When the Lance Armstrong Foundation wanted a partner to design and deliver exercise programs and well-being initiatives for cancer survivors, it looked to the YMCA of the USA.
Specifically, it looked to the Bardmoor branch of the YMCA of the Suncoast in Largo.
Bardmoor YMCA is one of 10 YMCAs nationwide chosen to pilot the initiative, paving the way for a national program within the next six months.
"Our branch was one of the pioneers of the YMCA's Activate America program and that was a factor in our being chosen," said Bardmoor's executive director Mike Roberts.
The Activate America initiative is a nationwide effort aimed at engaging children, youth, adults and families in health programs that include spirit, mind and body.
Medical research shows moderate levels of appropriate physical activity can reduce fatigue, boost self-esteem, improve muscle strength and bolster physical endurance during and after cancer treatment.
Roberts said the plan is to create a place where cancer survivors can say, "I can go there and the Y will know what to do."

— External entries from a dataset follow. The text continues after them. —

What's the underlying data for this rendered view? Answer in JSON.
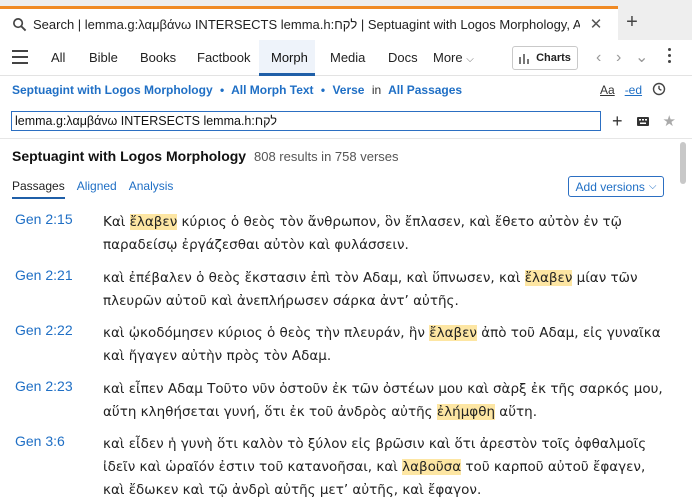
{
  "tab": {
    "title": "Search | lemma.g:λαμβάνω INTERSECTS lemma.h:לקח | Septuagint with Logos Morphology, All Passages",
    "close": "✕",
    "new_tab": "+"
  },
  "toolbar": {
    "items": [
      "All",
      "Bible",
      "Books",
      "Factbook",
      "Morph",
      "Media",
      "Docs",
      "More"
    ],
    "active": "Morph",
    "charts_label": "Charts",
    "back": "‹",
    "forward": "›",
    "history": "⌄"
  },
  "crumbs": {
    "resource": "Septuagint with Logos Morphology",
    "sep1": "•",
    "scope": "All Morph Text",
    "sep2": "•",
    "unit": "Verse",
    "in": "in",
    "range": "All Passages",
    "tool_aa": "Aa",
    "tool_ed": "-ed"
  },
  "query": {
    "value": "lemma.g:λαμβάνω INTERSECTS lemma.h:לקח"
  },
  "results": {
    "resource": "Septuagint with Logos Morphology",
    "count": "808 results in 758 verses"
  },
  "subtabs": [
    "Passages",
    "Aligned",
    "Analysis"
  ],
  "add_versions": "Add versions",
  "verses": [
    {
      "ref": "Gen 2:15",
      "before": "Καὶ ",
      "hit": "ἔλαβεν",
      "after": " κύριος ὁ θεὸς τὸν ἄνθρωπον, ὃν ἔπλασεν, καὶ ἔθετο αὐτὸν ἐν τῷ παραδείσῳ ἐργάζεσθαι αὐτὸν καὶ φυλάσσειν."
    },
    {
      "ref": "Gen 2:21",
      "before": "καὶ ἐπέβαλεν ὁ θεὸς ἔκστασιν ἐπὶ τὸν Αδαμ, καὶ ὕπνωσεν, καὶ ",
      "hit": "ἔλαβεν",
      "after": " μίαν τῶν πλευρῶν αὐτοῦ καὶ ἀνεπλήρωσεν σάρκα ἀντ’ αὐτῆς."
    },
    {
      "ref": "Gen 2:22",
      "before": "καὶ ᾠκοδόμησεν κύριος ὁ θεὸς τὴν πλευράν, ἣν ",
      "hit": "ἔλαβεν",
      "after": " ἀπὸ τοῦ Αδαμ, εἰς γυναῖκα καὶ ἤγαγεν αὐτὴν πρὸς τὸν Αδαμ."
    },
    {
      "ref": "Gen 2:23",
      "before": "καὶ εἶπεν Αδαμ Τοῦτο νῦν ὀστοῦν ἐκ τῶν ὀστέων μου καὶ σὰρξ ἐκ τῆς σαρκός μου, αὕτη κληθήσεται γυνή, ὅτι ἐκ τοῦ ἀνδρὸς αὐτῆς ",
      "hit": "ἐλήμφθη",
      "after": " αὕτη."
    },
    {
      "ref": "Gen 3:6",
      "before": "καὶ εἶδεν ἡ γυνὴ ὅτι καλὸν τὸ ξύλον εἰς βρῶσιν καὶ ὅτι ἀρεστὸν τοῖς ὀφθαλμοῖς ἰδεῖν καὶ ὡραῖόν ἐστιν τοῦ κατανοῆσαι, καὶ ",
      "hit": "λαβοῦσα",
      "after": " τοῦ καρποῦ αὐτοῦ ἔφαγεν, καὶ ἔδωκεν καὶ τῷ ἀνδρὶ αὐτῆς μετ’ αὐτῆς, καὶ ἔφαγον."
    }
  ]
}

In addition to creating exercise programs, Roberts' staff received training to help them understand and be receptive to cancer survivors.
"Depending on the stage of treatment, some may come in without hair or may be fatigued after three or four minutes of exercise," Roberts explained.
"We also have a cancer survivor focus group helping us," Roberts said. "They give us advice about what would make it comfortable here for cancer survivors."
Sue MacDonald of Seminole and Lucien Poirier of Clearwater know the cycles of hope and despair associated with cancer. MacDonald has survived two bouts with breast cancer while Poirier survived esophageal cancer. Both believe exercising at the Bardmoor YMCA has been an integral part of their survival.
"The Y is convenient and has individualized programs," Poirier said. "The days I feel like coming here the least are the days I feel the best after exercising."
"I always feel good when I leave the Y, even when going through treatment," MacDonald said. … "It provided me with the sense that there was so much to live for and I needed to take care of myself. It kept me going."